In early March 1965, when I was a junior at Northern Illinois University near Chicago, I walked through our student union one evening and saw a bus with a sign reading “March in Selma, Alabama.” Several students, both African American and white, were trying to recruit as many of us as possible to travel to that protest march to be led by Dr. Martin Luther King, Jr.

I walked back and forth for about a half hour, trying to decide if I wanted to go. I was certainly angry enough about how many places in the South were disobeying or ignoring the guidelines of the 1964 Civil Rights Act and how many protests were already underway. But in the end, I didn’t get on that bus and to this day, I still have regrets. I also wonder what direction my life might have taken if I had become a protester or activist.

And then two weeks ago, after the tragic murder of George Floyd in Minneapolis, pleading “I Can’t Breathe,” I missed another opportunity to march when a group of Fairfield’s non-violent protesters rallied, and was very disappointed in myself again. That day would have given me the chance to truly be a part of a long overdue movement to acknowledge that Black Lives Matter, and they deserve to be honored and respected.

As I watched the footage of our committed protesters on the Fairfield Green, I realized that I could not remain silent in the wake of this inhumane treatment by a police officer. And if there are more opportunities to speak out or be visible, I hope to become involved.

The death of George Floyd, coupled with the same treatment toward Eric Garner in New York and a host of other African American victims around the United States, who were allegedly singled out as targets in adversarial situations with the police, finally pushed Americans of all races and creeds over the edge. Millions of people worldwide could no longer stand idly by while the lives and rights of African Americans are being trivialized on our nation’s streets.

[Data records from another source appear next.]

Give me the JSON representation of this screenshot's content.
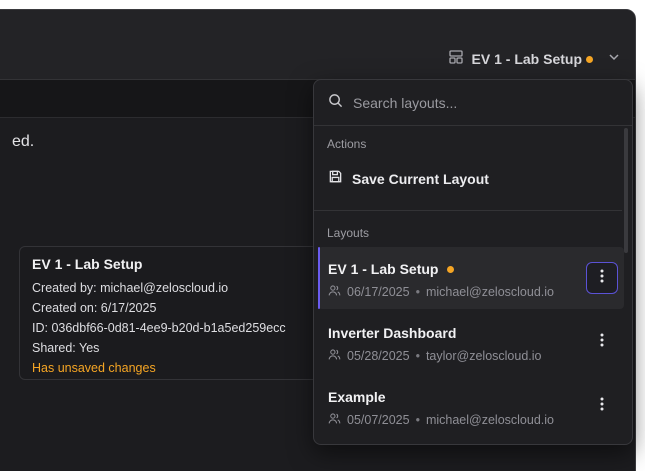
{
  "header": {
    "current_layout": "EV 1 - Lab Setup",
    "layout_icon": "layout-icon",
    "chevron_icon": "chevron-down-icon",
    "unsaved_color": "#f5a524"
  },
  "background": {
    "partial_text": "ed."
  },
  "tooltip": {
    "title": "EV 1 - Lab Setup",
    "created_by": "Created by: michael@zeloscloud.io",
    "created_on": "Created on: 6/17/2025",
    "id": "ID: 036dbf66-0d81-4ee9-b20d-b1a5ed259ecc",
    "shared": "Shared: Yes",
    "unsaved": "Has unsaved changes"
  },
  "dropdown": {
    "search_placeholder": "Search layouts...",
    "actions_label": "Actions",
    "save_label": "Save Current Layout",
    "layouts_label": "Layouts",
    "layouts": [
      {
        "name": "EV 1 - Lab Setup",
        "date": "06/17/2025",
        "owner": "michael@zeloscloud.io",
        "active": true,
        "unsaved": true
      },
      {
        "name": "Inverter Dashboard",
        "date": "05/28/2025",
        "owner": "taylor@zeloscloud.io",
        "active": false,
        "unsaved": false
      },
      {
        "name": "Example",
        "date": "05/07/2025",
        "owner": "michael@zeloscloud.io",
        "active": false,
        "unsaved": false
      }
    ]
  },
  "accent_color": "#6a5cf0"
}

Yes, there were some activists who chose a more violent path, but those individuals or groups were a minority compared to the legions of non-violent marchers, who began their crusade on the day of George Floyd’s death and have continued to march more than 2 weeks later. And their voices are finally reaching municipal, state and federal legislators, who really should have acknowledged long ago that Black Lives Must Matter.

In the last two weeks, I have heard many people commenting about why there is such a groundswell of people speaking out and shouting out now for equal treatment of African Americans by the police. My opinion is that if not now, when will there be another opportunity to make things right?

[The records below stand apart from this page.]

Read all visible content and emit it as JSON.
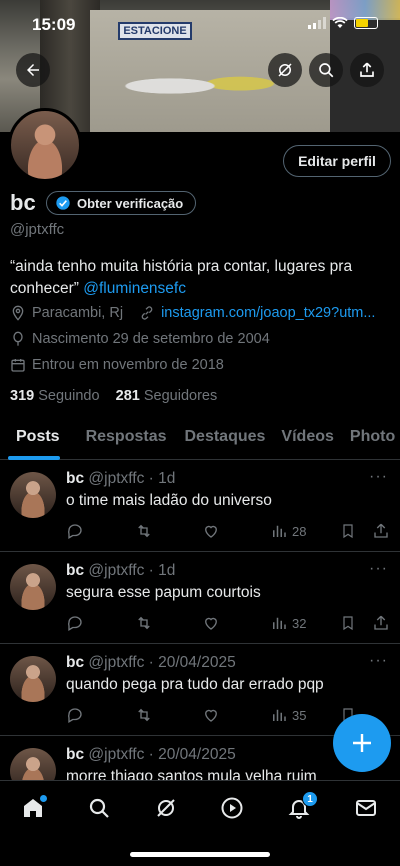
{
  "status_bar": {
    "time": "15:09"
  },
  "banner": {
    "sign_text": "ESTACIONE"
  },
  "profile": {
    "edit_button": "Editar perfil",
    "display_name": "bc",
    "verify_label": "Obter verificação",
    "handle": "@jptxffc",
    "bio_text": "“ainda tenho muita história pra contar, lugares pra conhecer” ",
    "bio_mention": "@fluminensefc",
    "location": "Paracambi, Rj",
    "website": "instagram.com/joaop_tx29?utm...",
    "birth": "Nascimento 29 de setembro de 2004",
    "joined": "Entrou em novembro de 2018",
    "following_count": "319",
    "following_label": "Seguindo",
    "followers_count": "281",
    "followers_label": "Seguidores"
  },
  "tabs": [
    {
      "label": "Posts"
    },
    {
      "label": "Respostas"
    },
    {
      "label": "Destaques"
    },
    {
      "label": "Vídeos"
    },
    {
      "label": "Photo"
    }
  ],
  "posts": [
    {
      "name": "bc",
      "meta": "@jptxffc · 1d",
      "text": "o time mais ladão do universo",
      "views": "28"
    },
    {
      "name": "bc",
      "meta": "@jptxffc · 1d",
      "text": "segura esse papum courtois",
      "views": "32"
    },
    {
      "name": "bc",
      "meta": "@jptxffc · 20/04/2025",
      "text": "quando pega pra tudo dar errado pqp",
      "views": "35"
    },
    {
      "name": "bc",
      "meta": "@jptxffc · 20/04/2025",
      "text": "morre thiago santos mula velha ruim",
      "views": ""
    }
  ],
  "nav": {
    "notifications_badge": "1"
  },
  "colors": {
    "accent": "#1d9bf0",
    "background": "#000000",
    "muted": "#71767b",
    "text": "#e7e9ea"
  }
}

The people who are marching peacefully have not ignored George Floyd’s last words, “I can’t breathe,” and appear to have no intention of stopping. They have seized the moment to ask once and for all, “When will the police treat African Americans suspected of crime with the same kind of dignity as whites? When will deadly choke holds be outlawed? When will the “trigger” of unexpected behavior by an alleged African American lawbreaker not result in a police officer pulling a trigger that takes a life?

These protesters are demanding answers to those questions today to municipal, state and national legislators. And they don’t just want answers. These marchers want actions and legislation. Charges and arrests should no longer be overturned by union power that easily restores police officers whose behavior toward African American men or women goes beyond the boundaries of racial profiling.

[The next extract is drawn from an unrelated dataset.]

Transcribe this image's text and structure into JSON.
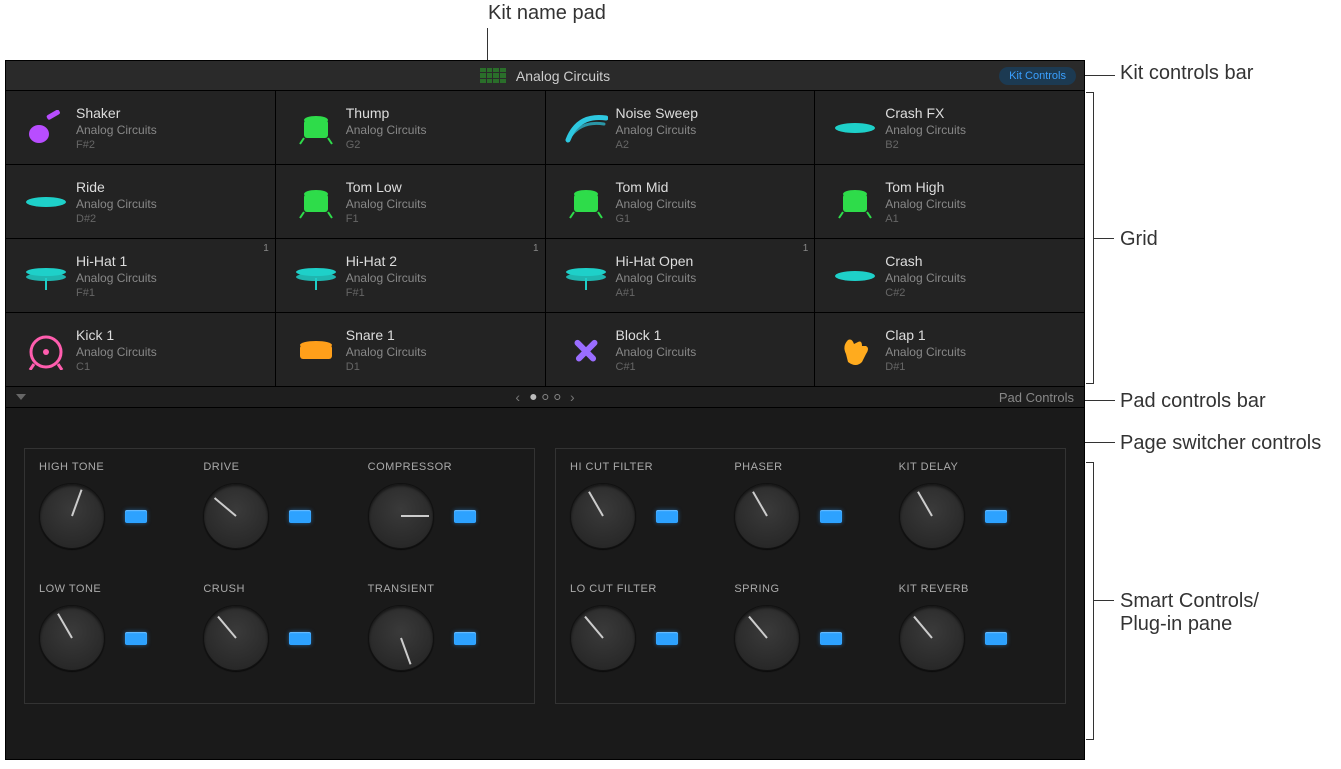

George Floyd’s death not only screamed “I can’t breathe,” his death became the long-overdue catalyst for people of all races and cultures to say, “Enough! All black lives matter. All black lives must be treated with respect and dignity by law enforcement.”

I read this week that Governor Lamont had signed an executive order to “reform state police, banning chokeholds, mandating intervention and written reports for excessive force, and requiring the creation of a public portal with town-specific data on when force is used by police. Clearly he heard the message of protesters in towns like ours across the state.

And legislation is underway in the House to toughen up on inappropriate law enforcement behavior now and not 50 years from now.

I am proud to support any continued peaceful protests and will look for opportunities this summer to become involved where I can. I am happy to affirm, more than 55 years after I missed the bus to the Selma march, that Black Lives Do Matter.

Steven Gaynes is a Fairfield writer, and his “In the Suburbs” appears on Friday. He can be reached at stevengaynes44@gmail.com.